Identification. The Creoles of Nicaragua are an Afro-Caribbean population of mixed African, Amerindian, and European ancestry, most of whom live in Nicaragua. The Nicaraguan Creoles' distinctive culture is strongly influenced by its West African and British roots, as well as by prolonged interaction with North Americans, Nicaraguan mestizos, and the Miskito (a Nicaraguan Afro-Amerindian group). "Mosquito" is the name given to the region and the latter people by early European visitors to the area. The name "Miskito," currently used to designate this people and their language, is apparently a twentieth-century ethnographic innovation that more closely approximates the Miskito people's name for themselves, in accordance with the phonetics of their own language.

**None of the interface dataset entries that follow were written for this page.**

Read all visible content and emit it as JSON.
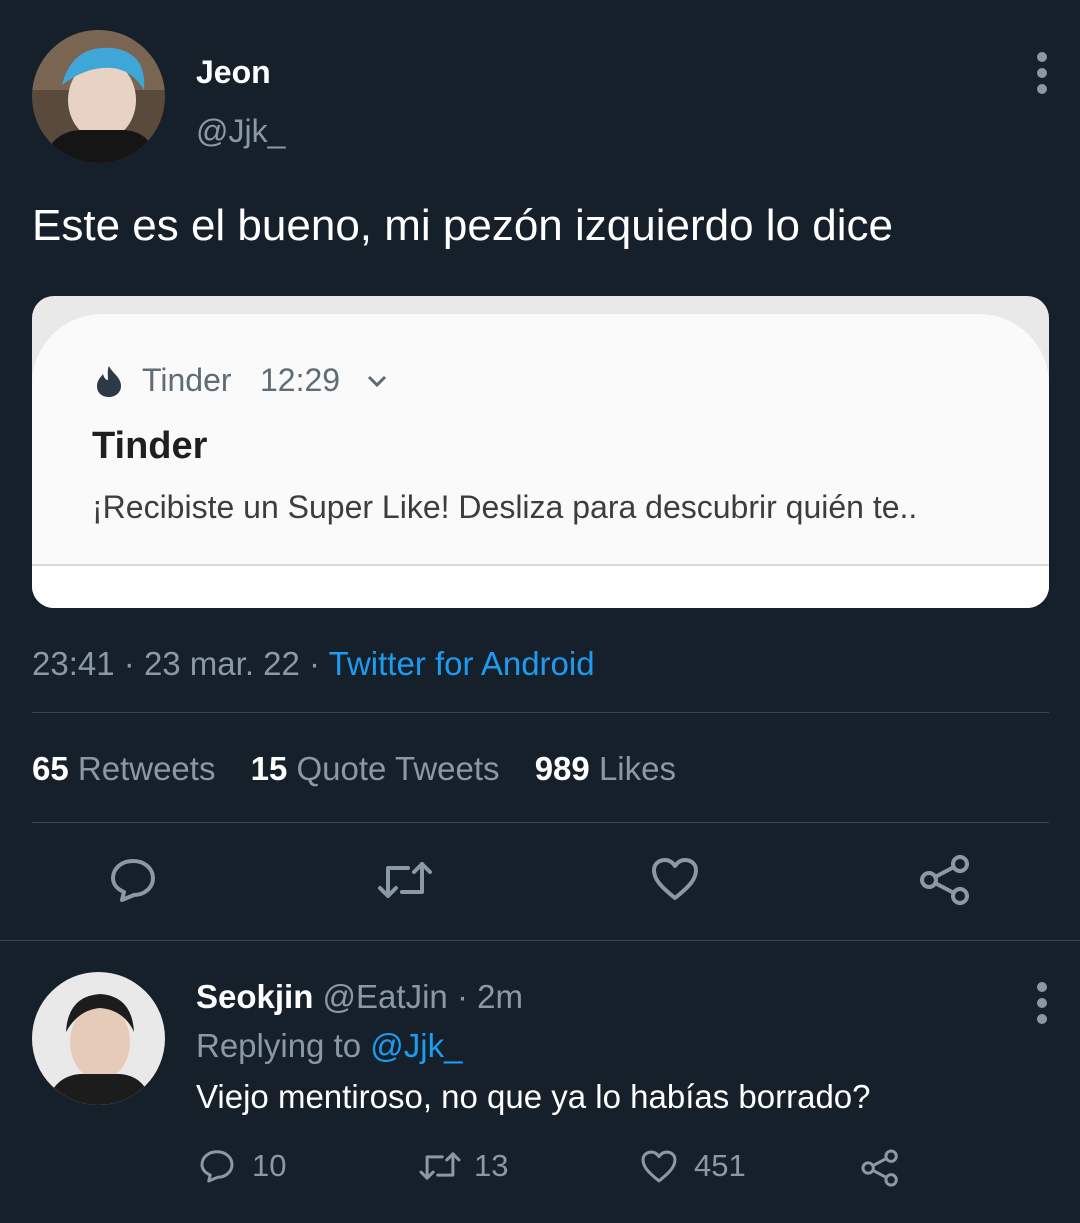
{
  "tweet": {
    "display_name": "Jeon",
    "handle": "@Jjk_",
    "text": "Este es el bueno, mi pezón izquierdo lo dice",
    "notification": {
      "app_name": "Tinder",
      "time": "12:29",
      "title": "Tinder",
      "body": "¡Recibiste un Super Like! Desliza para descubrir quién te.."
    },
    "time": "23:41",
    "sep1": "·",
    "date": "23 mar. 22",
    "sep2": "·",
    "source": "Twitter for Android",
    "stats": {
      "retweets_count": "65",
      "retweets_label": "Retweets",
      "quotes_count": "15",
      "quotes_label": "Quote Tweets",
      "likes_count": "989",
      "likes_label": "Likes"
    },
    "actions": [
      "reply-icon",
      "retweet-icon",
      "like-icon",
      "share-icon"
    ]
  },
  "reply": {
    "display_name": "Seokjin",
    "handle": "@EatJin",
    "sep": "·",
    "time": "2m",
    "replying_prefix": "Replying to",
    "replying_to": "@Jjk_",
    "text": "Viejo mentiroso, no que ya lo habías borrado?",
    "reply_count": "10",
    "retweet_count": "13",
    "like_count": "451"
  },
  "colors": {
    "background": "#15202b",
    "text": "#ffffff",
    "muted": "#8b98a5",
    "link": "#1d9bf0",
    "divider": "#38444d"
  }
}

Location. The bulk of the Creole population is concentrated in the market/port town of Bluefields, located at 12°00′ N and 83°50′ W, and in a number of small communities scattered north and south of that town along Nicaragua's southern Caribbean coast, part of a region known as the Mosquito Coast (or Mosquitia). The terrain is low-lying tropical rain forest, with an average annual rainfall of 448 centimeters and a mean temperature of 26.4° C. This coastal plateau is crossed by large rivers and fringed by brackish lagoons, on the banks of which most Creole settlements are located. Smaller numbers of Creoles reside in the large towns of the northern Caribbean coast, and a substantial number live in Managua (Nicaragua's capital), in other Central American countries, and in the United States.
Demography. In the early 1990s the approximately 25,000 Creoles who resided in Nicaragua represented less than 1 percent of that country's total population. The national census does not enumerate Creoles separately; during the 1980s, however, estimates of the size of the Creole population were made by an array of government institutions and in the course of various ethnographic studies. These estimates vary substantially. The most reliable approximations place 10,000 Creoles in Bluefields, 11,400 elsewhere on the Caribbean coast, and perhaps 5,000 in other areas of Nicaragua.

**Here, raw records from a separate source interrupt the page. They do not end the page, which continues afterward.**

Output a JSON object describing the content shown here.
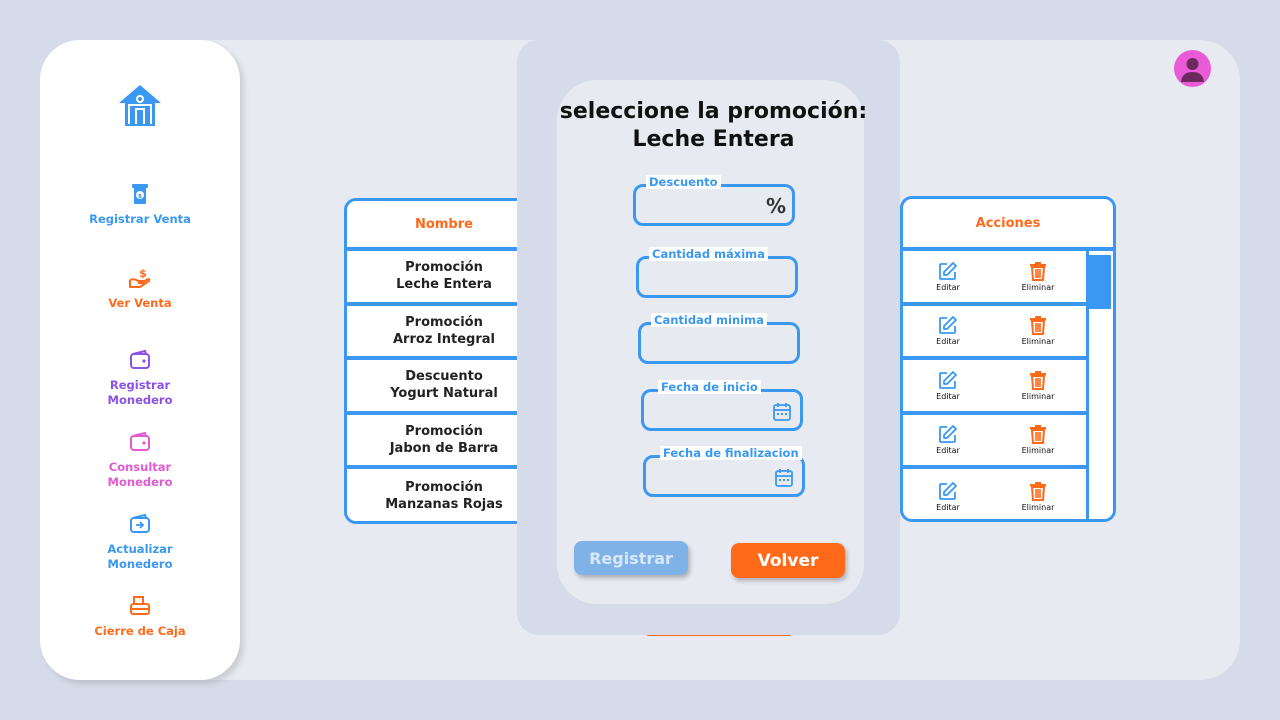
{
  "colors": {
    "accent_blue": "#3a98f2",
    "accent_orange": "#ff6a1a",
    "purple": "#8a52e6",
    "pink": "#e25ad2",
    "avatar": "#ea5ad6"
  },
  "sidebar": {
    "items": [
      {
        "label": "Registrar Venta",
        "icon": "cash-register-icon",
        "color": "#3a98f2"
      },
      {
        "label": "Ver Venta",
        "icon": "hand-dollar-icon",
        "color": "#ff6a1a"
      },
      {
        "label": "Registrar\nMonedero",
        "icon": "wallet-icon",
        "color": "#8a52e6"
      },
      {
        "label": "Consultar\nMonedero",
        "icon": "wallet-icon",
        "color": "#e25ad2"
      },
      {
        "label": "Actualizar\nMonedero",
        "icon": "wallet-arrow-icon",
        "color": "#3a98f2"
      },
      {
        "label": "Cierre de Caja",
        "icon": "cash-drawer-icon",
        "color": "#ff6a1a"
      }
    ]
  },
  "table_left": {
    "header": "Nombre",
    "rows": [
      [
        "Promoción",
        "Leche Entera"
      ],
      [
        "Promoción",
        "Arroz Integral"
      ],
      [
        "Descuento",
        "Yogurt Natural"
      ],
      [
        "Promoción",
        "Jabon de Barra"
      ],
      [
        "Promoción",
        "Manzanas Rojas"
      ]
    ]
  },
  "table_right": {
    "header": "Acciones",
    "edit_label": "Editar",
    "delete_label": "Eliminar"
  },
  "modal": {
    "title_line1": "seleccione la promoción:",
    "title_line2": "Leche Entera",
    "fields": {
      "descuento": {
        "label": "Descuento",
        "suffix": "%"
      },
      "cantidad_max": {
        "label": "Cantidad máxima"
      },
      "cantidad_min": {
        "label": "Cantidad minima"
      },
      "fecha_inicio": {
        "label": "Fecha de inicio"
      },
      "fecha_fin": {
        "label": "Fecha de finalizacion"
      }
    },
    "register_button": "Registrar",
    "back_button": "Volver"
  }
}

Linguistic Affiliation. Most Creoles speak, as their first language, Miskito Coast Creole (MC Creole), an English-based creole closely related to other creoles spoken in the Anglophone Caribbean, particularly in Belize and Jamaica. By the 1990s, all but the oldest Creoles were fluent Spanish speakers as well. MC Creole is described by Holm (1982, 3) as characterized by a "... very African syntax organizing sentences out of words from a variety of sources: most . . . from English . . . but . . . [also] from Miskito, African languages, and .. . New World Spanish." There is evidence that MC Creole is being influenced at the syntactic and the lexical levels by Central American Spanish.